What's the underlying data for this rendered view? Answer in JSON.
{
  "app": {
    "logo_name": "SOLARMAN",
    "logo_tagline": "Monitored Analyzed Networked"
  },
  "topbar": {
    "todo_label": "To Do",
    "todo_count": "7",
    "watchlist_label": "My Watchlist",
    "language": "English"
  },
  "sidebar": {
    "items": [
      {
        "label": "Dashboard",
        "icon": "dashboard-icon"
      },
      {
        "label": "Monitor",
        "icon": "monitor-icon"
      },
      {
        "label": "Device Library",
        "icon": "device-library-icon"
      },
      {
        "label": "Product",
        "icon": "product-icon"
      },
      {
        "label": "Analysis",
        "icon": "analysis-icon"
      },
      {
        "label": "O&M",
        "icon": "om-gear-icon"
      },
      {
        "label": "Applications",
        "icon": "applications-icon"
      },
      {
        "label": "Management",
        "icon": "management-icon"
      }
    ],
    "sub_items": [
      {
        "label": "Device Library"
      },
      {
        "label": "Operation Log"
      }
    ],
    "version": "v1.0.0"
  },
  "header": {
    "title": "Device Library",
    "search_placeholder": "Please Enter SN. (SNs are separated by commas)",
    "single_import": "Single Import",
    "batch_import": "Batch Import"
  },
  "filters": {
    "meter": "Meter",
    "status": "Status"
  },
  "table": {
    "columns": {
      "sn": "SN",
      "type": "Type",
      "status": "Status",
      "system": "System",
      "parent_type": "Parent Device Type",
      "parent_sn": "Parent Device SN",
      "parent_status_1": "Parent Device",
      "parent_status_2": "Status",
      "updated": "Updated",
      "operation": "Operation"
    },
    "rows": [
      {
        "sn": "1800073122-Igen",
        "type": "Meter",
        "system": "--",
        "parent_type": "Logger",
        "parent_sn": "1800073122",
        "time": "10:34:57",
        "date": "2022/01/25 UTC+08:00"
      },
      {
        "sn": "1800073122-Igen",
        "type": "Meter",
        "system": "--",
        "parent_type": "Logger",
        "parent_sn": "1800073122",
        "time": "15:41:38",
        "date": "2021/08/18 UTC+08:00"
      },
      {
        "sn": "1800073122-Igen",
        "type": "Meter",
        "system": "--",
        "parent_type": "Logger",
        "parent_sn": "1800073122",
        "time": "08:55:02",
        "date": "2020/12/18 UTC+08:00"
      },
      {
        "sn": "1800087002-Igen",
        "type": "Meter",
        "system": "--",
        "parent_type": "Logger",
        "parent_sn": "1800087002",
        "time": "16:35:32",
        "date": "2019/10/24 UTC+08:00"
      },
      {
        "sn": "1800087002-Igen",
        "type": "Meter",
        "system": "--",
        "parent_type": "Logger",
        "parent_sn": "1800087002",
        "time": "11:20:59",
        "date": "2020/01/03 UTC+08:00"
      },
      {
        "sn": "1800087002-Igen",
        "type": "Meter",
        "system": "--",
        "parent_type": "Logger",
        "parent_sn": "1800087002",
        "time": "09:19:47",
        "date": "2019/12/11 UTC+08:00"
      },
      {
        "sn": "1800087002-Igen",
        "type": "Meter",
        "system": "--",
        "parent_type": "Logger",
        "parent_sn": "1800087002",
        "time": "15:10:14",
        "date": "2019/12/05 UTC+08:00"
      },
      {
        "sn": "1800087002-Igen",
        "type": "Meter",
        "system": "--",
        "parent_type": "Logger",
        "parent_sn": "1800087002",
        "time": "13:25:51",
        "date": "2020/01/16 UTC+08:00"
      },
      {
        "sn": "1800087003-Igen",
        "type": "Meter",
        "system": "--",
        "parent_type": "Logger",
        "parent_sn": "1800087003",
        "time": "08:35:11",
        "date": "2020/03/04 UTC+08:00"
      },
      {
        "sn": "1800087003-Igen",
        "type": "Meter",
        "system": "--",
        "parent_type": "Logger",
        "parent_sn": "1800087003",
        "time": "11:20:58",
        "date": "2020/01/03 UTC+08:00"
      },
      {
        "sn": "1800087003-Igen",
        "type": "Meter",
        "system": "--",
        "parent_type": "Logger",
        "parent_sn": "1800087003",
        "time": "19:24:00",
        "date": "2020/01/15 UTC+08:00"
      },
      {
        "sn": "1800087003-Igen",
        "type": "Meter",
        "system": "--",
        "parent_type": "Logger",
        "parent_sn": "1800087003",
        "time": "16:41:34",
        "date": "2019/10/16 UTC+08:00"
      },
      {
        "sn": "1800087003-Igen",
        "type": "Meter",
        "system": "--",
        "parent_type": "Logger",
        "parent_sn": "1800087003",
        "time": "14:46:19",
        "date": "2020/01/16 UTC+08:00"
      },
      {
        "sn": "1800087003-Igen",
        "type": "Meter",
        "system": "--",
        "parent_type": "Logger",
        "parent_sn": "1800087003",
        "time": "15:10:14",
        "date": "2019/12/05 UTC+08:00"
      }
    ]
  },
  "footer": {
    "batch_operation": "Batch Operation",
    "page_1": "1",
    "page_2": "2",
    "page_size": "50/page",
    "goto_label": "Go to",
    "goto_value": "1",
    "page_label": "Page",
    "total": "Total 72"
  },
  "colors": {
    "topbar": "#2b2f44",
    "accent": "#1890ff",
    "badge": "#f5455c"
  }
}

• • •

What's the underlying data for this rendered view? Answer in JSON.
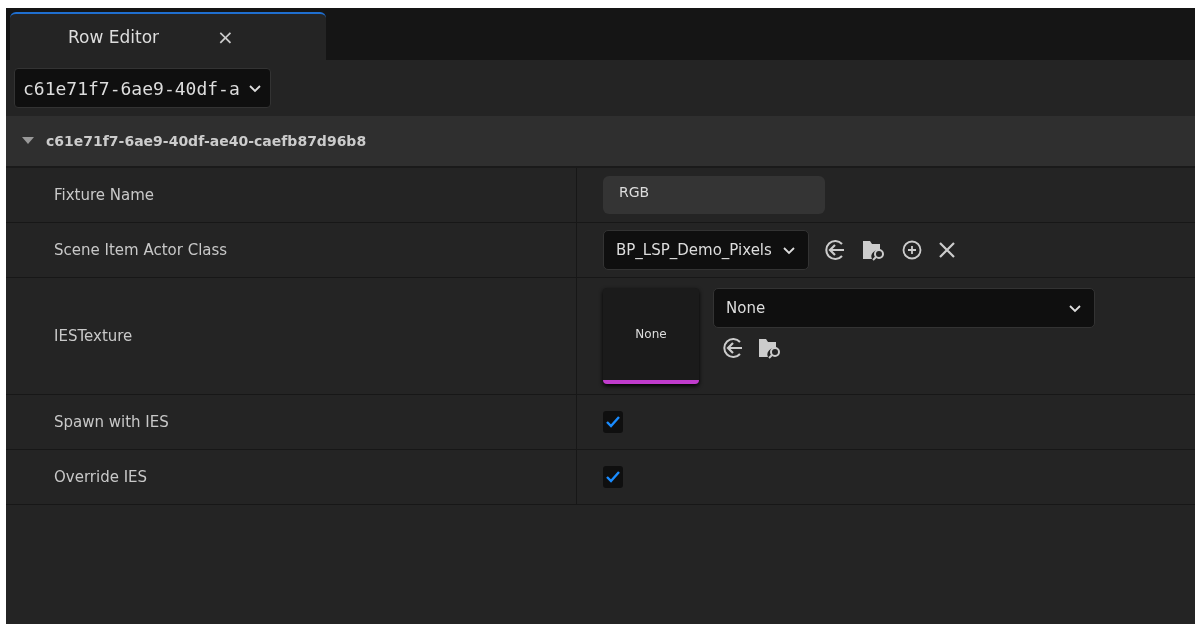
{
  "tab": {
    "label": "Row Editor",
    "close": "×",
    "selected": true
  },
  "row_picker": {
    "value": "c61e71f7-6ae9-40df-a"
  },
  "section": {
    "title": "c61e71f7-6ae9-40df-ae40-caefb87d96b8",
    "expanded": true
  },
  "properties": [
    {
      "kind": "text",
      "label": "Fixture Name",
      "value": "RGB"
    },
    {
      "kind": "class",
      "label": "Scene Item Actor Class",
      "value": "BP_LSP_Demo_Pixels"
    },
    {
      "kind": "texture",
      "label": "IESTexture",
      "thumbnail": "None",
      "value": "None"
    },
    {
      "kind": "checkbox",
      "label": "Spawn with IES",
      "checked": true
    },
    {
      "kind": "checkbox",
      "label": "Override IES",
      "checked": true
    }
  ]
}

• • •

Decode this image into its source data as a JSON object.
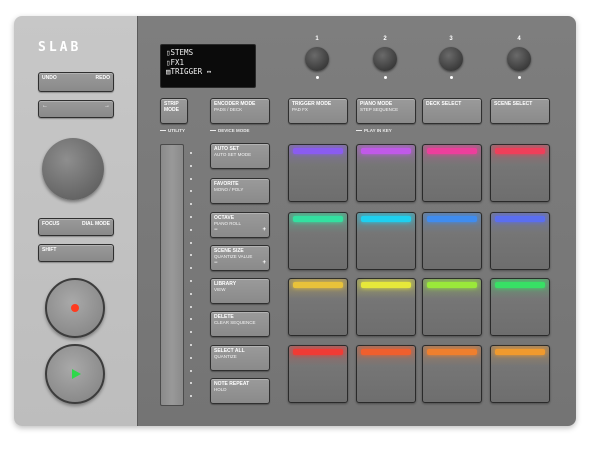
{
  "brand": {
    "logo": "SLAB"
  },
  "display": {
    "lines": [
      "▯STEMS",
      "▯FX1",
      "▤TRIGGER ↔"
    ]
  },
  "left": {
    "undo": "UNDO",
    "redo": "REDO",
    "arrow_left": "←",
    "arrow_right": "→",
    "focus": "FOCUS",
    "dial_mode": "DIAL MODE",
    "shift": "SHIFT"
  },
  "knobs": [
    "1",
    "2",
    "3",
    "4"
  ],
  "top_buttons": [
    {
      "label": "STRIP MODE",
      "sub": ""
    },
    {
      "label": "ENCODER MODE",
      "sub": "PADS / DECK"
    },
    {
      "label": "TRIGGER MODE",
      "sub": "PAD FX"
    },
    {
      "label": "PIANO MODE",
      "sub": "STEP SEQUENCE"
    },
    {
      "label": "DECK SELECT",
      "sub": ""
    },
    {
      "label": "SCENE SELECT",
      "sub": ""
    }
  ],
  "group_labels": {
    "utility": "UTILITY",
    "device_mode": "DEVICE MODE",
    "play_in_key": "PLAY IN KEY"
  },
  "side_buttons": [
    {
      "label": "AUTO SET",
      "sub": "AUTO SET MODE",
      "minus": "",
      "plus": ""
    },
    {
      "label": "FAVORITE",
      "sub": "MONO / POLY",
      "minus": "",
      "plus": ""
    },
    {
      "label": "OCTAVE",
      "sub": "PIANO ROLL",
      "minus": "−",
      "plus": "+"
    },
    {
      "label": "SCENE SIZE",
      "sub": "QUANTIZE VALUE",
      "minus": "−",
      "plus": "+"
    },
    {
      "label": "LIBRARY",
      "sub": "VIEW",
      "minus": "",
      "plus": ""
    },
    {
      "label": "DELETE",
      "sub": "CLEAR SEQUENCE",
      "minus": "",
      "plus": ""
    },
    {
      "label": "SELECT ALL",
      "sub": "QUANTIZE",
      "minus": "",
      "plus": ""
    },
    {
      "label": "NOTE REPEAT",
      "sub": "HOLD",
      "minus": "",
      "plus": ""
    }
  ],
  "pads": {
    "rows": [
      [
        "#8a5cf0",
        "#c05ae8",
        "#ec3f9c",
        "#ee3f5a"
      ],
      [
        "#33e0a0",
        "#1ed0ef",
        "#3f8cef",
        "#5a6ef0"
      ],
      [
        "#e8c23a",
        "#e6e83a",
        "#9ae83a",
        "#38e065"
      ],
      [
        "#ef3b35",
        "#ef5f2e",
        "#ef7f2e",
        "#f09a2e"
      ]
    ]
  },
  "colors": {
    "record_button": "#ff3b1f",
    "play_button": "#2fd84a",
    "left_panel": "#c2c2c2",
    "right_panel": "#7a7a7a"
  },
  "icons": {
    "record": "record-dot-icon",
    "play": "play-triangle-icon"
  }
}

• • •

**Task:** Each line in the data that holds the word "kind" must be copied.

**Output for this task:**
      "kind": "text",
      "kind": "class",
      "kind": "texture",
      "kind": "checkbox",
      "kind": "checkbox",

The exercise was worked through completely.